Submitted to: National Cotton Council Beltwide Cotton Conference
Publication Type: Proceedings
Publication Acceptance Date: January 12, 2007
Publication Date: February 1, 2007
Citation: Funk, P.A., Hughs, S.E., Gamble, G.R., Fleury, A. 2007. Mitigating cotton stickiness caused by insects. In: Proceedings of the Beltwide Cotton Conferences, January 9-12, 2007, New Orleans, Louisiana. 2007 CDROM p. 1943-1947. Interpretive Summary: Stickiness on cotton lint from insect excreta disrupts yarn spinning to such an extent that spinning mills avoid purchasing fiber from regions perceived to have infestations. To avoid depressed prices, growers strive diligently to control late season sucking insect populations. Having a treatment that can effectively eliminate stickiness from insect sugars without damaging fiber value in other ways would preserve market value for American cotton if treatments fail to control insects. The material tested holds some promise as it did not damage lint fiber. Unfortunately, for this first trial there was not enough raw material to test the efficacy of the bacteria against this highly variable problem.

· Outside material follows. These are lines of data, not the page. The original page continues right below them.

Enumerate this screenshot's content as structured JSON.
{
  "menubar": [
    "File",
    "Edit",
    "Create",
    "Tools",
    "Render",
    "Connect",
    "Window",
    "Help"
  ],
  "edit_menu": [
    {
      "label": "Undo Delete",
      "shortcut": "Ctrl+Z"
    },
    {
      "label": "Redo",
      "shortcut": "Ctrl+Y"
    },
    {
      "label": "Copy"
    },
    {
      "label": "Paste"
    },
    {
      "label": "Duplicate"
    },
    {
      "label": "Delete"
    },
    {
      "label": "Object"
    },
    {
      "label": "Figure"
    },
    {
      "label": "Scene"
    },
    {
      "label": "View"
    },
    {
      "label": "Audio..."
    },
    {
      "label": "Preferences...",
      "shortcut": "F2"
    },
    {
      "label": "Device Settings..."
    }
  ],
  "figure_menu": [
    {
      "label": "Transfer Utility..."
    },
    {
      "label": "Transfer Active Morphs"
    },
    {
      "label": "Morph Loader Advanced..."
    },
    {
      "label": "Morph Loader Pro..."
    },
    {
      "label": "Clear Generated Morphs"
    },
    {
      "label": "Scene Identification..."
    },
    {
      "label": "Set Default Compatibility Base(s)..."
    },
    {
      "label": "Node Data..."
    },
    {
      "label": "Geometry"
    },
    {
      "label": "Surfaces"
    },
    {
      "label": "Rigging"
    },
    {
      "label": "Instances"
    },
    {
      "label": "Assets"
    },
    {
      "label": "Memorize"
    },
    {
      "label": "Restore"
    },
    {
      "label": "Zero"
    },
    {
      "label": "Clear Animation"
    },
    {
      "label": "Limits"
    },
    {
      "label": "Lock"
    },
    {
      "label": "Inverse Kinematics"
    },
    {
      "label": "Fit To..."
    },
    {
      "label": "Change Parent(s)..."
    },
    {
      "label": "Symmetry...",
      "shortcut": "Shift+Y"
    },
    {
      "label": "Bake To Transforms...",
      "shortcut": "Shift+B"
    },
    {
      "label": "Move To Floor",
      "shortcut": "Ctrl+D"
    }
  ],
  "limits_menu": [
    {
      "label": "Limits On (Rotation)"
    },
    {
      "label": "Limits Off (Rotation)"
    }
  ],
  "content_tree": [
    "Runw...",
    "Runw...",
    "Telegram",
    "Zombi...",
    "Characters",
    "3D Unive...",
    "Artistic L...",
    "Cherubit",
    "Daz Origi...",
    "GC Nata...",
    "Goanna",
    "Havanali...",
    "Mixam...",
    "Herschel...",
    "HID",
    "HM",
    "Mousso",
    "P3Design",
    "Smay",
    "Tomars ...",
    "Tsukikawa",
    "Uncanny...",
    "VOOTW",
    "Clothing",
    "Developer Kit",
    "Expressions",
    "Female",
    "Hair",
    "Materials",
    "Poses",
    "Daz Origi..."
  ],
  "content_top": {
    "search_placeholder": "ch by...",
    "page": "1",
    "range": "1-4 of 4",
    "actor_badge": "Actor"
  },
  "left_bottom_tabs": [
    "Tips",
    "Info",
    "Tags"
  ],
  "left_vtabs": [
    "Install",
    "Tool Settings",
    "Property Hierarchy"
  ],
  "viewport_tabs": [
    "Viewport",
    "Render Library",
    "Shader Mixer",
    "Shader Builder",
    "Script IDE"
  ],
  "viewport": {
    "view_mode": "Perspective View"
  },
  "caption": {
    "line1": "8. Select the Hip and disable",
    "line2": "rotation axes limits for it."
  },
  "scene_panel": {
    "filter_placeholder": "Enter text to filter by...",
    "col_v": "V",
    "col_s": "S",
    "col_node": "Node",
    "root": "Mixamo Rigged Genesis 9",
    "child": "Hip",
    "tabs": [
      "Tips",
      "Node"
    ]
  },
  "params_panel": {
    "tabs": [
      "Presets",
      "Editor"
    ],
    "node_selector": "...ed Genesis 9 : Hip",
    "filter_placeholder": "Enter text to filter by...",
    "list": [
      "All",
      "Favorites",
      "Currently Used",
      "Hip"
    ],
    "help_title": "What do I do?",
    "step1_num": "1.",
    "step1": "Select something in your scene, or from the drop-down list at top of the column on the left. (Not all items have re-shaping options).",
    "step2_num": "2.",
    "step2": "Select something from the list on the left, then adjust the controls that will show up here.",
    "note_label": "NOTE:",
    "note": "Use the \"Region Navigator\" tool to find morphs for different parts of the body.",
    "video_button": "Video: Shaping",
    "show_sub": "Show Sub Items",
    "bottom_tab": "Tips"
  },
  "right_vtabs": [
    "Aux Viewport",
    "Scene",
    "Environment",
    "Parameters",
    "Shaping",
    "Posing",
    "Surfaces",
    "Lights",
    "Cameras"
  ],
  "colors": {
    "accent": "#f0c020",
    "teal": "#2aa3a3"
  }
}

Technical Abstract: Sugars deposited on lint by late season sucking insects can make cotton difficult to spin and difficult to market. This study evaluated a lacto bacillus bacteria strain that metabolizes insect sugars under low moisture conditions. Lint with known levels of stickiness was sprayed with water containing Lalsil Cotton® and compared to untreated material after 20, 59 and 179 days in storage. Stickiness was estimated by recording ends down during ring spinning, with a minicard machine, by high speed stickiness detector and by chemical tests. Fiber properties were tested using high volume instrument and advanced fiber information system machines. Ring spun yarn quality was tested using statimat and evenness machines. Less than 2% moisture was added with treatment. Consequently, no degradation in fiber quality was observed. Stickiness is highly variable and isolated. There simply were not enough samples available to find statistically significant differences by any of the four estimates.